» Work to complete
The answer is every line of the records that holds the word "name", copied in full.
---------------
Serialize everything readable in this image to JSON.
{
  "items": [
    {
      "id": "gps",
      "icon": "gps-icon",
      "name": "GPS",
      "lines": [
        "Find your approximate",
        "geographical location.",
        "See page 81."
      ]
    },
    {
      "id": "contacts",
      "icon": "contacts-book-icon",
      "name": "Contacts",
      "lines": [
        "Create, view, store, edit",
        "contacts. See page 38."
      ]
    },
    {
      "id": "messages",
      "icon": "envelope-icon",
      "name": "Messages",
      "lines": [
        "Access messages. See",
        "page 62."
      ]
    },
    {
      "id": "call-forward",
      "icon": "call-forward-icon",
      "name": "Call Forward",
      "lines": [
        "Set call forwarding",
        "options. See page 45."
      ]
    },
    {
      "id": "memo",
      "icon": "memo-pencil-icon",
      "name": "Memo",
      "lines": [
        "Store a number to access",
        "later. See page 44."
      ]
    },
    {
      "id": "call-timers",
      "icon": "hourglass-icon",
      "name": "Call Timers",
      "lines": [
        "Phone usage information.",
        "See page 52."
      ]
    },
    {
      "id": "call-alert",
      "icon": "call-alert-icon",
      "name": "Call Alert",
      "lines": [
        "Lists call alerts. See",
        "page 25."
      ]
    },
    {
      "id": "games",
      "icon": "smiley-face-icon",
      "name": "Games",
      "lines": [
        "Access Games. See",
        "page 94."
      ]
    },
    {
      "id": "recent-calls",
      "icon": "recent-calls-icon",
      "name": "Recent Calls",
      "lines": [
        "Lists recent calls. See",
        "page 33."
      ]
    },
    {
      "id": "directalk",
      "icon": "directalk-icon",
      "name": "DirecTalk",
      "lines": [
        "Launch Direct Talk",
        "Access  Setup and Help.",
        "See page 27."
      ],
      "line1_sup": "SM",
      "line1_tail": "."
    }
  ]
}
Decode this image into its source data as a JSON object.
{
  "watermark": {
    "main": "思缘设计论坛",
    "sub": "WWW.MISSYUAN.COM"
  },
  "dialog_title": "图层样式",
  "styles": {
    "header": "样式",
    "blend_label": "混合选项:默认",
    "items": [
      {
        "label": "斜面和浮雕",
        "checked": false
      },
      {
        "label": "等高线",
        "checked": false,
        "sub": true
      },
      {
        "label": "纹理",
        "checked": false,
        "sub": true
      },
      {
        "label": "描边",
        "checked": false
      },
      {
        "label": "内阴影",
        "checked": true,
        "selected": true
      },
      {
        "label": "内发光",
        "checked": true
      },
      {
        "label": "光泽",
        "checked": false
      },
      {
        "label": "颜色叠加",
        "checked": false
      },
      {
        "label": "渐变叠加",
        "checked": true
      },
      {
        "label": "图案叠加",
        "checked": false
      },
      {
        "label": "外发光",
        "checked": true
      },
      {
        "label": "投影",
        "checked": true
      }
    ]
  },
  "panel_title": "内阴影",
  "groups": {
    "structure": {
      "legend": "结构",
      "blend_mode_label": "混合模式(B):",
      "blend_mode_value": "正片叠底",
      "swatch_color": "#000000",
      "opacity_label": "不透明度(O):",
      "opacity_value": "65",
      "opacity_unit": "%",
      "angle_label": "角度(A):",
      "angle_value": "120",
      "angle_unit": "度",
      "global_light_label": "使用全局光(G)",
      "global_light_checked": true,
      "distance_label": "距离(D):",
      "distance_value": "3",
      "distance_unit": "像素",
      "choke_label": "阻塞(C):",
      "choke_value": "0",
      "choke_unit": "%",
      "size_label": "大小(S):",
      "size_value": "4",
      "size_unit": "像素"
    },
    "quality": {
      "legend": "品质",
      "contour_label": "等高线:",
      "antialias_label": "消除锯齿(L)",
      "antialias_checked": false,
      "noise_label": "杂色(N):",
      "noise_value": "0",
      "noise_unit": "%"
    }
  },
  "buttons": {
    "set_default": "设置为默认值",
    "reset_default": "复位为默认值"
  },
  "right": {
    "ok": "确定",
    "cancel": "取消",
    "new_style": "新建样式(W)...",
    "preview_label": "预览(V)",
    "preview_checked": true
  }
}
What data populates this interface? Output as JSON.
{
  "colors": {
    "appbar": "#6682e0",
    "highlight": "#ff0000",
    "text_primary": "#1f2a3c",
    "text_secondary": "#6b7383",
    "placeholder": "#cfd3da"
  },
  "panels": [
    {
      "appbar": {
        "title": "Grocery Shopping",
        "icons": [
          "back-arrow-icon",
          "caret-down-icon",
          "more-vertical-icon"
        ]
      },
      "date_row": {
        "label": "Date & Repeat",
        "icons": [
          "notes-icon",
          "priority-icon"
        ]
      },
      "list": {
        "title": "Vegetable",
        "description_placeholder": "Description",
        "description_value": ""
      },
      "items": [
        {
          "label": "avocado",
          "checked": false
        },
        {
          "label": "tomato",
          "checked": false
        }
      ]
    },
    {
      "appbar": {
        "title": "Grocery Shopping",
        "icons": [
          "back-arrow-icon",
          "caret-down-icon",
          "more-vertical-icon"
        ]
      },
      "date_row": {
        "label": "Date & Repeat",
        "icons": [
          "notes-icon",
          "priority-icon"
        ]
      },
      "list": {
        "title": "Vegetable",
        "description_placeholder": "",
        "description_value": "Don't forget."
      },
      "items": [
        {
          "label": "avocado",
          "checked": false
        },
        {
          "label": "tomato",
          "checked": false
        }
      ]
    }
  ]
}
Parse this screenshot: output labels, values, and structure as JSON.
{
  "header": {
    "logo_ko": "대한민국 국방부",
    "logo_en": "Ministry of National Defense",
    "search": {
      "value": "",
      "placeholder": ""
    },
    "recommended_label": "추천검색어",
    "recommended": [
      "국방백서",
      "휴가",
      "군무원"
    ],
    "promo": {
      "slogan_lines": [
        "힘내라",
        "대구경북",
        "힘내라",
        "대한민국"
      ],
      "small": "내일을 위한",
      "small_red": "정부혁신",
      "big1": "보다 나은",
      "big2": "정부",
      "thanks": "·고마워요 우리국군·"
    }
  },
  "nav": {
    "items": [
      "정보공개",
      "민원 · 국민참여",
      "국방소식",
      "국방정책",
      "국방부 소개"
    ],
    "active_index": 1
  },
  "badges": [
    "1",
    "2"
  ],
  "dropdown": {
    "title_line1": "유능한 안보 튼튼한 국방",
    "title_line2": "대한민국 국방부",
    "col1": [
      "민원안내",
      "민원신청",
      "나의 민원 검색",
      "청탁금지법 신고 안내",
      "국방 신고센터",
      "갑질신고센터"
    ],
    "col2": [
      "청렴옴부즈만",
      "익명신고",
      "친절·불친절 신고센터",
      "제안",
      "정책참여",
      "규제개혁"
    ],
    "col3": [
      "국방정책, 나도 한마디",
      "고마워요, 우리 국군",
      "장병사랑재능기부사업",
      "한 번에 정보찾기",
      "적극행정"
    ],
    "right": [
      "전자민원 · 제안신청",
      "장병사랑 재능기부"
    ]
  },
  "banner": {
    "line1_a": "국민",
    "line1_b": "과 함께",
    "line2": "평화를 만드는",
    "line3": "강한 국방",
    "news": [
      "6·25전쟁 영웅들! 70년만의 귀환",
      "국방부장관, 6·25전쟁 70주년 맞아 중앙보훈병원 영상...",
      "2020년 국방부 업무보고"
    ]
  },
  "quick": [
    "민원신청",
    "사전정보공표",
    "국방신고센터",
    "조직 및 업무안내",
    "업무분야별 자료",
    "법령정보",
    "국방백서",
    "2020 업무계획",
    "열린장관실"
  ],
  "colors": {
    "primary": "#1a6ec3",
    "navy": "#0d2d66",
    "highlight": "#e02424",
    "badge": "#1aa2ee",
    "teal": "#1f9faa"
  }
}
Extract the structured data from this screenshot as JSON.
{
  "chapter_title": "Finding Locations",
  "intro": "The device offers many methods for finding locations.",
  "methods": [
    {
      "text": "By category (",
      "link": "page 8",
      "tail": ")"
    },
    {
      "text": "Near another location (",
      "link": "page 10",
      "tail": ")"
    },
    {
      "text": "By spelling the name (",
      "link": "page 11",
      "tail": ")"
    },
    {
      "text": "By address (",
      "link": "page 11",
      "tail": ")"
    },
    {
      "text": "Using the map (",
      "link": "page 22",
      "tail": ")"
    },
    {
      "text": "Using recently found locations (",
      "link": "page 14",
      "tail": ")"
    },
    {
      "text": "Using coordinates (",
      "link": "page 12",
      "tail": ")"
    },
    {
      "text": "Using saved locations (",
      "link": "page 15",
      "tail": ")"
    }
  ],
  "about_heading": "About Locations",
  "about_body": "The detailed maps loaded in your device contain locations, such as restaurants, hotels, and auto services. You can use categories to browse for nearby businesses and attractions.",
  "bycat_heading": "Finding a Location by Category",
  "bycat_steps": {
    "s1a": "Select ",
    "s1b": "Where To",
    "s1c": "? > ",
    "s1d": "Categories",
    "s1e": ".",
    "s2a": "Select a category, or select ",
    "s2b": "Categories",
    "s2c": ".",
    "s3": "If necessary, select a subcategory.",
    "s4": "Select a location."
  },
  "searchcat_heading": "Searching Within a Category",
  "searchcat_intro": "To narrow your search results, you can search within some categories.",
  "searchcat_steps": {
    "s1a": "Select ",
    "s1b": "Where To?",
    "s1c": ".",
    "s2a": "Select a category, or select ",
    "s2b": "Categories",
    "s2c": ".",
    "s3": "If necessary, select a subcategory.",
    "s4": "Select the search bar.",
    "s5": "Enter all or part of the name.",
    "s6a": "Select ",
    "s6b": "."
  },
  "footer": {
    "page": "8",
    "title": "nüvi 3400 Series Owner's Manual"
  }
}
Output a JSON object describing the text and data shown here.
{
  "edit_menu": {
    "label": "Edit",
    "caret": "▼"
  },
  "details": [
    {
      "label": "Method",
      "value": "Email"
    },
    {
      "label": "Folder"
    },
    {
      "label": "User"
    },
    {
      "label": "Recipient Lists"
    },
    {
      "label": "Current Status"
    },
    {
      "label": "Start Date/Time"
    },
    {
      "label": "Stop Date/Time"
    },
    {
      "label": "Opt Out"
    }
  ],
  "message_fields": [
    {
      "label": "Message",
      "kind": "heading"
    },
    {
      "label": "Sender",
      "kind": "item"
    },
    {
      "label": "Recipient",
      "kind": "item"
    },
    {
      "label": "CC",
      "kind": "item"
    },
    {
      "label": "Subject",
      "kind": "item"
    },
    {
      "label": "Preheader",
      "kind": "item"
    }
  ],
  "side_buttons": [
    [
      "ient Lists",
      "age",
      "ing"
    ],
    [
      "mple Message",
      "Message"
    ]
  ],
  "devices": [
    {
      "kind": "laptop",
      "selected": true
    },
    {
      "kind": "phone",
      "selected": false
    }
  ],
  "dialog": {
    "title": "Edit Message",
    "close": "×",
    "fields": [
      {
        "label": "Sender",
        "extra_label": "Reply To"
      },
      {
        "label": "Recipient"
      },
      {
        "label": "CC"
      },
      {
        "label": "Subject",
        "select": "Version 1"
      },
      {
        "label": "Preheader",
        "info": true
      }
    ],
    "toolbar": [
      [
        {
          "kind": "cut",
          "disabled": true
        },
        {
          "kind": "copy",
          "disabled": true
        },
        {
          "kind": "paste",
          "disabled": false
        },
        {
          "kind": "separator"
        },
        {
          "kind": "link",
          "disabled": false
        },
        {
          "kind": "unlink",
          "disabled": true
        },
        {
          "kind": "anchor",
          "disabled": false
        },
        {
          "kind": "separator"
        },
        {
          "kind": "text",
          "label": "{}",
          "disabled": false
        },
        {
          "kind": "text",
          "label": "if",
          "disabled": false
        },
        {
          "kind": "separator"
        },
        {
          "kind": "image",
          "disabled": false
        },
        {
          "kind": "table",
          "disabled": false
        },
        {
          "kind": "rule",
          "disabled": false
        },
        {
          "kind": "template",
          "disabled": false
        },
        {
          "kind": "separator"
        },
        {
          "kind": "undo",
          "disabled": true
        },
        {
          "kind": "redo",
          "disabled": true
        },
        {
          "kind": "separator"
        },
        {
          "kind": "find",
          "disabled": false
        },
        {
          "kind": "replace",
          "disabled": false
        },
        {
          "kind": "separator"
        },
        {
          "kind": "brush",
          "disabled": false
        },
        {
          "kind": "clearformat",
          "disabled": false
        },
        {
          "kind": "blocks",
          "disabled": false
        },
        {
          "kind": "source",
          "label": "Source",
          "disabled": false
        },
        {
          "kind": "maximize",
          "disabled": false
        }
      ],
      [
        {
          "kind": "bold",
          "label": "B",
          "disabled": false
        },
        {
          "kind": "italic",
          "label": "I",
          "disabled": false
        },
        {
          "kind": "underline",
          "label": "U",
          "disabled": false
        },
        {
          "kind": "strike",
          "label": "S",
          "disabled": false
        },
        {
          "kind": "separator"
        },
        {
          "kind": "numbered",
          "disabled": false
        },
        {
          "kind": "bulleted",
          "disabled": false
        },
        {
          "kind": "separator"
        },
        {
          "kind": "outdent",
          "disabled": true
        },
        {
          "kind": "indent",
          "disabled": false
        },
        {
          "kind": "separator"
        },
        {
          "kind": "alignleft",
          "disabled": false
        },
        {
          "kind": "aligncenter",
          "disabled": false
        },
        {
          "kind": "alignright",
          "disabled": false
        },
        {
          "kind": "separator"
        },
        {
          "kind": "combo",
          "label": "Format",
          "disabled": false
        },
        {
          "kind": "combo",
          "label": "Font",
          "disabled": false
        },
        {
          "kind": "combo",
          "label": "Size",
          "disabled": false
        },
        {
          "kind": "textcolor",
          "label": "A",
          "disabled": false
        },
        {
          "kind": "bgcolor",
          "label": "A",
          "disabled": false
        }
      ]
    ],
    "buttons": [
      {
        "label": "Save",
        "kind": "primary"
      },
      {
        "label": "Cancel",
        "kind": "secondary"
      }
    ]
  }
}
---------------
» Response below
      "name": "GPS",
      "name": "Contacts",
      "name": "Messages",
      "name": "Call Forward",
      "name": "Memo",
      "name": "Call Timers",
      "name": "Call Alert",
      "name": "Games",
      "name": "Recent Calls",
      "name": "DirecTalk",
      "text": "By spelling the name (",
    "s5": "Enter all or part of the name.",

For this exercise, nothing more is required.